Purchase fresh ginger rhizomes from a reliable source. You can also have a friend give you fresh rhizomes, if he has access to an already established ginger plant. Just make sure the ginger rhizomes are both plump and fresh, advises Tropical Permaculture.
Choose a planting site for the ginger that will provide maximum light but with no direct sun exposure. The site should also be sheltered from wind, such as on the south side of your house, a shed or a garage.
Work the soil using a rototiller, garden fork or a shovel until the soil has been well cultivated. As you are cultivating the soil, remove any objects that can interfere with the growth of the ginger, such as rocks, roots, sticks or large clods of dirt.
Spread a 3- to 4-inch layer of well-aged manure or leaf mold. For success in growing ginger, excellent drainage is a must. Adding organic matter to the soil is especially important if the soil is heavy and has less than ideal drainage. Incorporate the organic material into the top 8 to 10 inches of soil.
Cut the ginger into 1 1/2- to 2-inch-long sections using a sharp knife. Each section should have at least two growth nodules.

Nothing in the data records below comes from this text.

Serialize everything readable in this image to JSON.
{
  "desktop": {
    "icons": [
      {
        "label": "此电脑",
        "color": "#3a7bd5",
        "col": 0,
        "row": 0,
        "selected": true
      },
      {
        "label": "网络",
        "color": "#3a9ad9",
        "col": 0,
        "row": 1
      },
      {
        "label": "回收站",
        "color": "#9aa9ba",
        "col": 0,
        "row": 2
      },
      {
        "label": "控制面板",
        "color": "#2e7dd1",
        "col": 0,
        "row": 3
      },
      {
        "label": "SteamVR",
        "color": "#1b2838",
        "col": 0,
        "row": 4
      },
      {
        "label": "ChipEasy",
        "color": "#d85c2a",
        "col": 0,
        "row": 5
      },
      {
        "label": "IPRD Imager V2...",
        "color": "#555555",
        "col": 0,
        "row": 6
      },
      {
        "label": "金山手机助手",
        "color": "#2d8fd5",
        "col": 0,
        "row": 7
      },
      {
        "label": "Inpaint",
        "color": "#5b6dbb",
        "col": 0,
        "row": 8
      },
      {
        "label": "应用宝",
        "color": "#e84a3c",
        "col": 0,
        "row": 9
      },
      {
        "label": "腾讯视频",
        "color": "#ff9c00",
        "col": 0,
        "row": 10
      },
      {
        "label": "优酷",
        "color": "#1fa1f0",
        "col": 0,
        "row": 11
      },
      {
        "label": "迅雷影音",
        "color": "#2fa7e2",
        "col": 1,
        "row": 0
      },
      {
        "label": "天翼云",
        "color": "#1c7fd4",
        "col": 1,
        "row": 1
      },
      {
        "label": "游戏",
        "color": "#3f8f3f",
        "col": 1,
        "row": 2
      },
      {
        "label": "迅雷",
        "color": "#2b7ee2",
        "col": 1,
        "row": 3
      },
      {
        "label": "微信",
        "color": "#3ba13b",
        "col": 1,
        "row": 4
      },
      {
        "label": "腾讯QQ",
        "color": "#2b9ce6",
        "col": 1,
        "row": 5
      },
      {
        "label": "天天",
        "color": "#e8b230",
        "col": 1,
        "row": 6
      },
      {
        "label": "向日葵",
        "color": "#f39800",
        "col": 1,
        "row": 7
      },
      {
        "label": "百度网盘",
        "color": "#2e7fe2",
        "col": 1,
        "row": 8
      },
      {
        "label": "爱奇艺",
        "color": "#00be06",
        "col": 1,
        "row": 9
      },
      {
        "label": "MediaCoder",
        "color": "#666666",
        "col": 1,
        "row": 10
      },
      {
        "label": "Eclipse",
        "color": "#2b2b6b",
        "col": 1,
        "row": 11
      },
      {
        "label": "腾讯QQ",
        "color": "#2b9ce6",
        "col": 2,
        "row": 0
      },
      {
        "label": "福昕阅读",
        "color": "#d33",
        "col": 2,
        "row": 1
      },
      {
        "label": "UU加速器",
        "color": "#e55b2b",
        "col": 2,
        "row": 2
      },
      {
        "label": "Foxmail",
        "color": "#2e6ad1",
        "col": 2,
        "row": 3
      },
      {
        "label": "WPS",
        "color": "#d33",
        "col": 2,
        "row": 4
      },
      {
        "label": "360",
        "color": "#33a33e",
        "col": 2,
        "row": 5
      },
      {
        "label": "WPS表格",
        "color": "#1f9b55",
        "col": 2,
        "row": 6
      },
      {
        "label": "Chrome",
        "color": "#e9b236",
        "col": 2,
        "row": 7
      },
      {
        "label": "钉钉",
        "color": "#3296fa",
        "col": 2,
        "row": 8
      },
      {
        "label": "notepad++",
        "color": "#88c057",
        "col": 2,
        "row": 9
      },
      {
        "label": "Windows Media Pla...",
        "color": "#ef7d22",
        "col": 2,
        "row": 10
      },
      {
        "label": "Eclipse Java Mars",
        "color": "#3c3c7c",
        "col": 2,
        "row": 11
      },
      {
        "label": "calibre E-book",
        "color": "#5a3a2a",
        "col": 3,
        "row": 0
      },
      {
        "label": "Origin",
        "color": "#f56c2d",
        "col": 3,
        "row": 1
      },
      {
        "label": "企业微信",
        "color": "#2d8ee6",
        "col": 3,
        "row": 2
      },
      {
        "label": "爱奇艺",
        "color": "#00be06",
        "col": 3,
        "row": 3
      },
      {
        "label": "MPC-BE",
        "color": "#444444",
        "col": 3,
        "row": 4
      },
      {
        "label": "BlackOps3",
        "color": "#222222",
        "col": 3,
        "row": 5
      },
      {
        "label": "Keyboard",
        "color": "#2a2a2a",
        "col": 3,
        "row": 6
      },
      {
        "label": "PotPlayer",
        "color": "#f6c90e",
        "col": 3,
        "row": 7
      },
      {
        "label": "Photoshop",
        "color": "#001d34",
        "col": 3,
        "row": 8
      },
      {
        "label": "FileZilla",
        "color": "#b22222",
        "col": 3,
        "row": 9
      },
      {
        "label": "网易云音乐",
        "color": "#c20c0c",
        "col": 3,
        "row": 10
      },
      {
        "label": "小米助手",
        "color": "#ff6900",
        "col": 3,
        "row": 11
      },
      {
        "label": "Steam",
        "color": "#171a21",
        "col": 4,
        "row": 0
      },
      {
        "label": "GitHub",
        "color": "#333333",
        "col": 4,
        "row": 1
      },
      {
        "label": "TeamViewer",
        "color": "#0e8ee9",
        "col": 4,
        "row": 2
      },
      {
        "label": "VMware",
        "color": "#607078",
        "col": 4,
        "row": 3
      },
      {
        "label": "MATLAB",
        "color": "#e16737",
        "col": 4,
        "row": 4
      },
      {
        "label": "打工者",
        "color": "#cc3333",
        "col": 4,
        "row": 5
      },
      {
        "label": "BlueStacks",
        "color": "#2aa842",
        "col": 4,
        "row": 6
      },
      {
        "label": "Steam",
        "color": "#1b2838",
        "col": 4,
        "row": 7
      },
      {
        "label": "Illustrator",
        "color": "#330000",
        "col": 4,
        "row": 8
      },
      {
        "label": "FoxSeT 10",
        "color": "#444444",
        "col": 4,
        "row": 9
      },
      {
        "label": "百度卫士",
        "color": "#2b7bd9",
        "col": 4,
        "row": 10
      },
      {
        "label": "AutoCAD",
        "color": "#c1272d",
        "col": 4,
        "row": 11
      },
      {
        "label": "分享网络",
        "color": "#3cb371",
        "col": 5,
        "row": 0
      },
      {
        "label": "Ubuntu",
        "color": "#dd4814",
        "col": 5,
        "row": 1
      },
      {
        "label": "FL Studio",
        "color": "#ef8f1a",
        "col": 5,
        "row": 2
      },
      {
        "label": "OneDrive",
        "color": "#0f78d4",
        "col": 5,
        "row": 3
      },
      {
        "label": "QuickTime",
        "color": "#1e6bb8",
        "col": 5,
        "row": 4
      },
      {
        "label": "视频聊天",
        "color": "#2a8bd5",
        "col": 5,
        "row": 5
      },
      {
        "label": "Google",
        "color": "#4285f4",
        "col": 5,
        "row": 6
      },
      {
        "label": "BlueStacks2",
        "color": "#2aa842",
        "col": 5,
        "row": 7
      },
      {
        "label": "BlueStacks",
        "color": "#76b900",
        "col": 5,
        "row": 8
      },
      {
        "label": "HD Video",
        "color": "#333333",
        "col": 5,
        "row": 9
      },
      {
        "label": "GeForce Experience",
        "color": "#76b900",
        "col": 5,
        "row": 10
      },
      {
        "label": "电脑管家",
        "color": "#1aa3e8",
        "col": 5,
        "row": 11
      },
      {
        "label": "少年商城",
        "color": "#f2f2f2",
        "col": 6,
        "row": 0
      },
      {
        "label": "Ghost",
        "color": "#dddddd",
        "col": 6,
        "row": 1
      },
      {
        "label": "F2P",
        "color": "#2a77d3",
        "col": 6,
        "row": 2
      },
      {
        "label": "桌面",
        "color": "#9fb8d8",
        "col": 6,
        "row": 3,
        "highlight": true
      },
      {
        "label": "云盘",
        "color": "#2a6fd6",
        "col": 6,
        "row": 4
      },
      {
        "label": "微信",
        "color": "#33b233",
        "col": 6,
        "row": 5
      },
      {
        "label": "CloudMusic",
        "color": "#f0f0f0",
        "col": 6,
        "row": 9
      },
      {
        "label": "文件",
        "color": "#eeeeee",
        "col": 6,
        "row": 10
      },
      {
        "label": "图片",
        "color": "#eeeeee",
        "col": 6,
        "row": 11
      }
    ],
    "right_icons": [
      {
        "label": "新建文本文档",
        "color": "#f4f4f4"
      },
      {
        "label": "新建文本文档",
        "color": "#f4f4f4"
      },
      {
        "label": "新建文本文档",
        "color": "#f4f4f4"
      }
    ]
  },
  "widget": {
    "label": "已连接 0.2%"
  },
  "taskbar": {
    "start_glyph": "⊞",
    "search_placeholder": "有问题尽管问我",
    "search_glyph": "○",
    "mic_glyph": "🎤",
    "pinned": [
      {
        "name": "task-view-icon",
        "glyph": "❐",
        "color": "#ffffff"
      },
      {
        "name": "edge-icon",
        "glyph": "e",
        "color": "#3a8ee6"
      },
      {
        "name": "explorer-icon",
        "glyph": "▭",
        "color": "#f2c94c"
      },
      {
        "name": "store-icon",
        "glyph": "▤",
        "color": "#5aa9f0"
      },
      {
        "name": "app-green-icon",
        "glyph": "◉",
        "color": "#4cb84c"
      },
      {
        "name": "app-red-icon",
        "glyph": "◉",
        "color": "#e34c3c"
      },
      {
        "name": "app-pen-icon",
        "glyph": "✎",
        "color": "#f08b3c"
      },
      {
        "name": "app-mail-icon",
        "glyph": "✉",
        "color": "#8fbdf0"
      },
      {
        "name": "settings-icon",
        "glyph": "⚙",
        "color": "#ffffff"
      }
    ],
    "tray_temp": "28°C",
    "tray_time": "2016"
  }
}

Dig out 1-inch deep planting holes for the ginger root sections in clumps of between 3 and 4, for a thick growth pattern of the ginger plants. Each hole should be approximately 4 to 5 inches apart and each clump of holes approximately 3 to 4 feet apart. For a more informal planting, dig holes between 6 and 8 inches apart.
Plant the ginger root sections so there is one section in each. Plant each section horizontally in the hole. Scoop approximately 1 inch of soil over each of the root sections.
Water the planting site with a fine, steady mist of water until you are sure it has reached a depth of about 1 inch. Keeping the planting site well watered throughout the summer growing season will be necessary because ginger likes plenty of moisture but not a soggy root system. The ginger should begin sprouting in approximately four to eight weeks, depending on conditions.